• **Your objective**: How many lines of the data contain the string "date"? Write the number and nothing more.

(Dataset rows for apps and sites)
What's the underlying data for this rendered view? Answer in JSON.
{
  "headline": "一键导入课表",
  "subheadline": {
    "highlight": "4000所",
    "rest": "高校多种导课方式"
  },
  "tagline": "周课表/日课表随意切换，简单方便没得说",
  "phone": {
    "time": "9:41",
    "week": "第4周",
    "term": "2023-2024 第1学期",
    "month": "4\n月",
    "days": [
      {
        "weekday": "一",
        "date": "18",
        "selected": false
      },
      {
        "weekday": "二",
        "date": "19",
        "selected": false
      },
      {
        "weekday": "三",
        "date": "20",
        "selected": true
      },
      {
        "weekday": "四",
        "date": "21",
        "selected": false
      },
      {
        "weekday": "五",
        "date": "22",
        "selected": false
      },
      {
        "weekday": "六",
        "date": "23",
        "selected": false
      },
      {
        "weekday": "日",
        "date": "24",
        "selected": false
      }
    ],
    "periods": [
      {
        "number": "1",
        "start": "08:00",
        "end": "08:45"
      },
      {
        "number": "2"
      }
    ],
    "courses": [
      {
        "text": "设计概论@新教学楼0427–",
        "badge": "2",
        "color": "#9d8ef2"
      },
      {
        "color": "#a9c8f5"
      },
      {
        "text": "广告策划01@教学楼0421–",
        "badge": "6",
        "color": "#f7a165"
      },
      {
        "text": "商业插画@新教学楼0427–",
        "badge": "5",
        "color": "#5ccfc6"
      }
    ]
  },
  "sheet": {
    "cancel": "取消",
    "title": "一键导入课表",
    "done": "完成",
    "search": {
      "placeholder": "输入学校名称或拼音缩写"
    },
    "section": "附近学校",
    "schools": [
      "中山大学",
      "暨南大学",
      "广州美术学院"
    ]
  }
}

• **Answer below**: 7